dataset = torch.utils.data.TensorDataset(data)

Creating batches from the dataset is simple and we can specify that it should be pinned to the device memory with pin_memory:

In [ ]:
# Prepare batches
batch = torch.utils.data.DataLoader(dataset, batch_size=BATCH_SIZE, pin_memory=True)

Now we can iterate over the batches and do our pre-processing:

In [ ]:
# Iterate over batches
for i, data in enumerate(batch):
    image, = data
    # Load the batch to GPU
    image = image.cuda()
    # Slice into chunks
    chunks = torch.chunk(image, BATCH_SIZE/MINIBATCH_SIZE, dim=0)
    for c in chunks:
        # ...
        # Do some pre-processing and output a minibatch
        # ...
        minibatch = c.view((-1, 2, 2))[:4]
        # If we wanted to work on the minibatch images one by one we could use
        # torch.chunk again.
        output = torch.sum(torch.sqrt(minibatch))

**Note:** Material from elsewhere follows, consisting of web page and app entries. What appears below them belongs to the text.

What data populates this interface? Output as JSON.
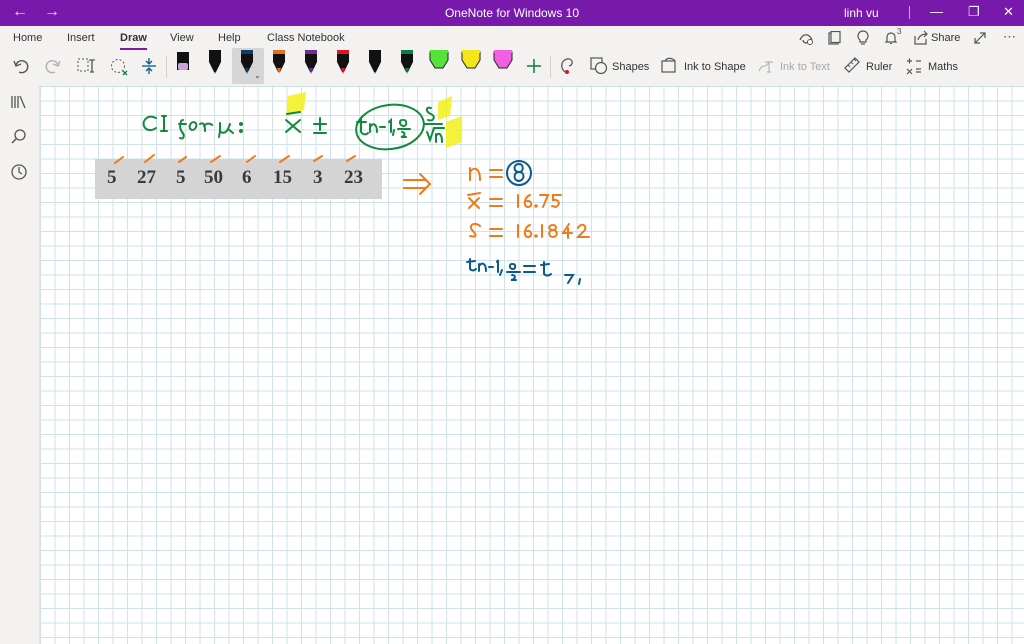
{
  "titlebar": {
    "app_title": "OneNote for Windows 10",
    "user": "linh vu",
    "back_glyph": "←",
    "forward_glyph": "→",
    "minimize_glyph": "—",
    "restore_glyph": "❐",
    "close_glyph": "✕",
    "accent_color": "#7719aa"
  },
  "ribbon": {
    "tabs": [
      "Home",
      "Insert",
      "Draw",
      "View",
      "Help",
      "Class Notebook"
    ],
    "active_tab": "Draw",
    "share_label": "Share",
    "notification_count": "3",
    "tools": {
      "shapes": "Shapes",
      "ink_to_shape": "Ink to Shape",
      "ink_to_text": "Ink to Text",
      "ruler": "Ruler",
      "maths": "Maths"
    },
    "pens": [
      {
        "name": "pen-lilac",
        "color": "#c8a2d8"
      },
      {
        "name": "pen-black",
        "color": "#111111"
      },
      {
        "name": "pen-navy",
        "color": "#0f3d66",
        "selected": true
      },
      {
        "name": "pen-orange",
        "color": "#e8701a"
      },
      {
        "name": "pen-purple",
        "color": "#6f2c91"
      },
      {
        "name": "pen-red",
        "color": "#e81123"
      },
      {
        "name": "pen-black-2",
        "color": "#111111"
      },
      {
        "name": "pen-green",
        "color": "#107c41"
      },
      {
        "name": "highlighter-green",
        "color": "#55e33a"
      },
      {
        "name": "highlighter-yellow",
        "color": "#f5e61a"
      },
      {
        "name": "highlighter-magenta",
        "color": "#f060e0"
      }
    ]
  },
  "data_strip": {
    "values": [
      "5",
      "27",
      "5",
      "50",
      "6",
      "15",
      "3",
      "23"
    ]
  },
  "ink_notes": {
    "formula_prefix": "CI for μ :",
    "formula": "x̄ ± t n-1, α/2 · s/√n",
    "implies": "⇒",
    "n_line": "n = 8",
    "xbar_line": "x̄ = 16.75",
    "s_line": "s = 16.1842",
    "t_line": "t n-1, α/2 = t 7,",
    "green": "#118a3c",
    "navy": "#0b5a8c",
    "orange": "#ef7a1a",
    "highlight": "#f3f01a"
  }
}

Profiling Running nvprof gives us:

Type  Time(%)      Time     Calls       Avg       Min       Max  Name
                   17.43%  113.44us       100  1.1340us  1.0880us  1.6000us  [CUDA memcpy DtoH]
                   13.04%  84.896us        13  6.5300us     992ns  67.968us  [CUDA memcpy HtoD]

We have 8 unexpected calls to CUDA memcpy HtoD which come from the torch.utils.data.DataLoader call. They are independent of the batch size and the dataset size. The rest of the calls is as expected, and if you look back on the code it looks much cleaner than the TF equivalent.